After such a high (no pun intended) at the 2012 London Olympics, we saw the ugly side with the US Postal Service (USPS) Pro-Cycling Team case. Sometimes, the vision of the power and glory that comes with winning, overshadows the harsh reality that can stem from doping in order to win. In this case, 5 athletes from the USPS Cycling Team were stripped of their medals after samples were reevaluated from the 2004 Athens Olympics.
With the cooperation of national and international law enforcement agencies, and multiple anti-doping agencies, the case of the USPC Cycling Team later provided the evidence leading to Lance Armstrong’s life-time ban from the sport.
A crucial part of WADA’s strategy is to incorporate and develop partnerships with other organizations that have more experience and expertise, in order to make easier the finding of solutions “in the fight against doping in sports.” One specific, noteworthy event was the joining of the international Pharmaceutical industry and anti-doping authorities, through the Paris pharmaceutical conference ‘New Partnerships for Clean Sport.’
Throughout 2012, WADA provided multiple activities in anti-doping training, education, and outreach across all continents. One effective tool being WADA’s Coach True, providing “elite-level and recreational-level coaching modules.”
The Athlete Committee was created by WADA to bring forward the voices of athletes everywhere. During the Code Review Process, the 18 members of the committee came forward, expressing any concerns and insight from past and present athletes about the anti-doping issues. The main focus of this committee, though, is to express the pressures of athletes (especially young athletes), and their temptations to do whatever it takes to get to the top. The main message conveyed to the 2012 London competitors: “be true to yourselves and to the Games, the pinnacle of sporting achievement.”
Athlete Committee Member Felipe Contepomi stated:
“Athletes that use drugs to cheat their way to a podium or secure a place on a team really have achieved nothing … You have to be true to yourself and compete as a clean athlete. You have to be able to look at yourself in the mirror and say ‘Everything I have achieved has been down to genuine effort.’”
According to the report, in 2012:
- WADA was notified of and reviewed 1,902 decisions
- 36 of those sanction decisions were appealed by WADA
- 14 of those decisions resulted from appeals filed by WADA in 2012

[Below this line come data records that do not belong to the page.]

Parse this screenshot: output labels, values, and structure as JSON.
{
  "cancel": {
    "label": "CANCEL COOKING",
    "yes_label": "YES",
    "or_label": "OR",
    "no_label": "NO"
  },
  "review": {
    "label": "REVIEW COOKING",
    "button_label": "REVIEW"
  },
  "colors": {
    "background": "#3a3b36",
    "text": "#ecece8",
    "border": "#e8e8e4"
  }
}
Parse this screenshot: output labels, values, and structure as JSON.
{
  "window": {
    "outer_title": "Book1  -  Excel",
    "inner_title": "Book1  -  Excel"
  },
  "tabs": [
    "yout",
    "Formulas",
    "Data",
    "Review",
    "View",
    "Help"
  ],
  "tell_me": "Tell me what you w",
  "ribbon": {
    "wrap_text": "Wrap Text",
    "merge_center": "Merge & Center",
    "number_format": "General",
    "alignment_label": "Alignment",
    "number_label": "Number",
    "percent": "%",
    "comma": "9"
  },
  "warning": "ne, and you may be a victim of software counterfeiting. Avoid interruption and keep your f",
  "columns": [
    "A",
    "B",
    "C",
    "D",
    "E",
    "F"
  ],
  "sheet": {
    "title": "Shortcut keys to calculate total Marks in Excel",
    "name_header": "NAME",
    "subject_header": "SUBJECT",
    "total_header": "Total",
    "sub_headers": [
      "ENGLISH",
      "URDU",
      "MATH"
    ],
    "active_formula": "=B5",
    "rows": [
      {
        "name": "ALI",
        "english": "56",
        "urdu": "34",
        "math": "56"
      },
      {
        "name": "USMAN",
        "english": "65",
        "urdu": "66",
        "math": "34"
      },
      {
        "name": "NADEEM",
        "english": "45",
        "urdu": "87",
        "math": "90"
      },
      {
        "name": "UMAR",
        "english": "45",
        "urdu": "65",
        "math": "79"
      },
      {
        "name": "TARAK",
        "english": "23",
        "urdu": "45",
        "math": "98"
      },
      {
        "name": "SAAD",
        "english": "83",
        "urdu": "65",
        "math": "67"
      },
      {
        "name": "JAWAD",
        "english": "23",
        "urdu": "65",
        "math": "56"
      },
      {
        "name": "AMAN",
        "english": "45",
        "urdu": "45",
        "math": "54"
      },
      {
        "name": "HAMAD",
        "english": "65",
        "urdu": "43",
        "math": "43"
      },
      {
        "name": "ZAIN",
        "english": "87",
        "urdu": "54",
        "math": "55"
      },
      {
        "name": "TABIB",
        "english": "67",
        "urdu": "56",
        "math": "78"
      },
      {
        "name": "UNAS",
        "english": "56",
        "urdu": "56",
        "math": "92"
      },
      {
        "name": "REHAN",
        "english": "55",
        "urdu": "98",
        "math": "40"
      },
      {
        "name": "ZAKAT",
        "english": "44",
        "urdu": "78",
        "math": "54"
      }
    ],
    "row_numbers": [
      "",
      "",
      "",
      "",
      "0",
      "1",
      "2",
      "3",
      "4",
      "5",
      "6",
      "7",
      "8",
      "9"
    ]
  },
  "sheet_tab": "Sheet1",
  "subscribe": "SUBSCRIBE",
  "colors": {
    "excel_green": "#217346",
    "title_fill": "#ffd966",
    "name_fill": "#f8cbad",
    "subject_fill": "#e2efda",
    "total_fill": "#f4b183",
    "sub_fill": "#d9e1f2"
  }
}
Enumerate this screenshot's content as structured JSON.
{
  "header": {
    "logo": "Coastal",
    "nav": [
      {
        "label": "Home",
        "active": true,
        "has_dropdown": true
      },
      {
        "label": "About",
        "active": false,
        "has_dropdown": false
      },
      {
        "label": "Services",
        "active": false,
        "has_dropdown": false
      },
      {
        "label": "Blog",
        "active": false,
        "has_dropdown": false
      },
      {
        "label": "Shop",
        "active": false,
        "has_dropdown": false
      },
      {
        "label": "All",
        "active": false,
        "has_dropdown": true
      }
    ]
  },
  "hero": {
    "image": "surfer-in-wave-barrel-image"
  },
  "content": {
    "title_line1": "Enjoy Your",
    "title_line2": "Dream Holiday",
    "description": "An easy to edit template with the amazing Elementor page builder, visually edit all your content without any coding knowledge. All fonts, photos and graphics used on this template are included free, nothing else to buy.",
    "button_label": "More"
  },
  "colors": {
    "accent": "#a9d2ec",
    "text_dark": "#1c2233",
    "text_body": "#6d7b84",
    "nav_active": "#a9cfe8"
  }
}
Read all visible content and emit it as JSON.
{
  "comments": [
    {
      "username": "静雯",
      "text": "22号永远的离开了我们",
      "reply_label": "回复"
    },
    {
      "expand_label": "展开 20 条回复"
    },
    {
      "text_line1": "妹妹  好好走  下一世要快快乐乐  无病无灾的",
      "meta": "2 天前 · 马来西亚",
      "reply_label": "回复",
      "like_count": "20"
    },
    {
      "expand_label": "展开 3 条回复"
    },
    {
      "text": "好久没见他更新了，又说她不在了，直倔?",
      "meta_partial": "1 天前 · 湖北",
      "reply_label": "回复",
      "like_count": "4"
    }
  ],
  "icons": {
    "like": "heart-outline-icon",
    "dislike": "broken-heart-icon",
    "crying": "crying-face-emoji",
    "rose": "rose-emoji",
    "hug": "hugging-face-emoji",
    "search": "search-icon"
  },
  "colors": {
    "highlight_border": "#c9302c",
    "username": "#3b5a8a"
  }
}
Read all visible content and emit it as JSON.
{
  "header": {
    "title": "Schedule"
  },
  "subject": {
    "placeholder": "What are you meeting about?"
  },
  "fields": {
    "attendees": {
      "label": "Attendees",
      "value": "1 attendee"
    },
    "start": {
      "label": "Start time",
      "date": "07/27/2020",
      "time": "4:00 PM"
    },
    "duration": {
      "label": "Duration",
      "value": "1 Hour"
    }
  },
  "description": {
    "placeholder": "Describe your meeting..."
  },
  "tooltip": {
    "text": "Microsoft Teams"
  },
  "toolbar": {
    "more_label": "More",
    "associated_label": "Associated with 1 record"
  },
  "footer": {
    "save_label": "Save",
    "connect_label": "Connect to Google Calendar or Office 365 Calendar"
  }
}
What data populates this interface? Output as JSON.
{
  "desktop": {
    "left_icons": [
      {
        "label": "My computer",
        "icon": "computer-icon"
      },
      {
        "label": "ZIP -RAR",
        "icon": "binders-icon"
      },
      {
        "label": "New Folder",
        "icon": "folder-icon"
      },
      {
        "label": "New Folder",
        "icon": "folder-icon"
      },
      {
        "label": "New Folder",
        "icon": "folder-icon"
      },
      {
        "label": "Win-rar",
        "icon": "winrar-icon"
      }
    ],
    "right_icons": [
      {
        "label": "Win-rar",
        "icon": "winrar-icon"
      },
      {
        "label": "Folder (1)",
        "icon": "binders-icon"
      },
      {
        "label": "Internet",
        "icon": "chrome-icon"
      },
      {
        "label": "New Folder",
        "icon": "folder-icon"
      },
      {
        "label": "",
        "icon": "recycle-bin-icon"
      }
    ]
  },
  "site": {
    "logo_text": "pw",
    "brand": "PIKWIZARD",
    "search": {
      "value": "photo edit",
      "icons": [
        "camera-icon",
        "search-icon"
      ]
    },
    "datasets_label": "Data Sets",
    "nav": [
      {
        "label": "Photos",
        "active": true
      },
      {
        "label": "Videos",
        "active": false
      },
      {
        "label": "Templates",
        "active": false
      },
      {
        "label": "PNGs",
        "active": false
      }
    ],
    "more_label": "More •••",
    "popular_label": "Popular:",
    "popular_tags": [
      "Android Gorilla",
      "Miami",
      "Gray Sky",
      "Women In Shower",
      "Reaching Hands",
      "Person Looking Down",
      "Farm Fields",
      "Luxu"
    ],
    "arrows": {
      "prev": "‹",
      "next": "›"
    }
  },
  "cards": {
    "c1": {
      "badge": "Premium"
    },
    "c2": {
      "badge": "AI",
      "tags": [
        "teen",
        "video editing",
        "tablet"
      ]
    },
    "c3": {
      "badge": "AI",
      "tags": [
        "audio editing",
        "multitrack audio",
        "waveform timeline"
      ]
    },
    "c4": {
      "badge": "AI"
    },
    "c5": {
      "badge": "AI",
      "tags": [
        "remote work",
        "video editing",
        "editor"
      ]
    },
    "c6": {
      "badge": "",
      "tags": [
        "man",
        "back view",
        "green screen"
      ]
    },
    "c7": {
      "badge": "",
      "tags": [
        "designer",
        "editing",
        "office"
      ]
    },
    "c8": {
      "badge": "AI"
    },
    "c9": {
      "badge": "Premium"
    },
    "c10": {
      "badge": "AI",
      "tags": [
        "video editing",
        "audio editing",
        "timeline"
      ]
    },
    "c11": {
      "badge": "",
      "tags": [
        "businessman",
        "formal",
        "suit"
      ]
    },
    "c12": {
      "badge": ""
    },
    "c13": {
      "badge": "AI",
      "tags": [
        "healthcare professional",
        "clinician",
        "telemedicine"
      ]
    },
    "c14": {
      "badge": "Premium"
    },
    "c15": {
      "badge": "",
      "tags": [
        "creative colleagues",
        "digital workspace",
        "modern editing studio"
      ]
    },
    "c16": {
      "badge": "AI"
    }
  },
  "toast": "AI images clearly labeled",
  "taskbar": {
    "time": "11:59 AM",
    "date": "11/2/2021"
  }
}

As of December 2012, 172 countries joined the UNESCO international convention against doping in sport. This is a new record high.
WADA continues to use a system called ADAMS to withhold the Code. But what is ADAMS? ADAMS, or the Anti-Doping Administration & Management System, “acts as a central clearinghouse for anti-doping information.” This system is web-based, and serves as a “database management, system created specifically for WADA stakeholders to allow the sharing of anti-doping information and activities in a single, secure mechanism.” This program is free to use, and at the end of 2012, was available in 15 languages.
WADA does focus on the medical conditions of athletes everywhere, though. Those athletes with “legitimate, documented medical conditions” can apply for a Therapeutic Use Exemption (TUE) for a prohibited substance or method. These are screened through Anti-Doping Organizations (ADOs). Some adjustments and refinements done in 2012 in regards to the TUE include:
- musculoskeletal conditions
- ADHD (attention deficit hyperactivity disorder)
- androgen deficiency
You can read the full 2012 WADA Annual Report here, where you can find more information on their statements, training and education, and their mission to make sport clean and fair throughout the world.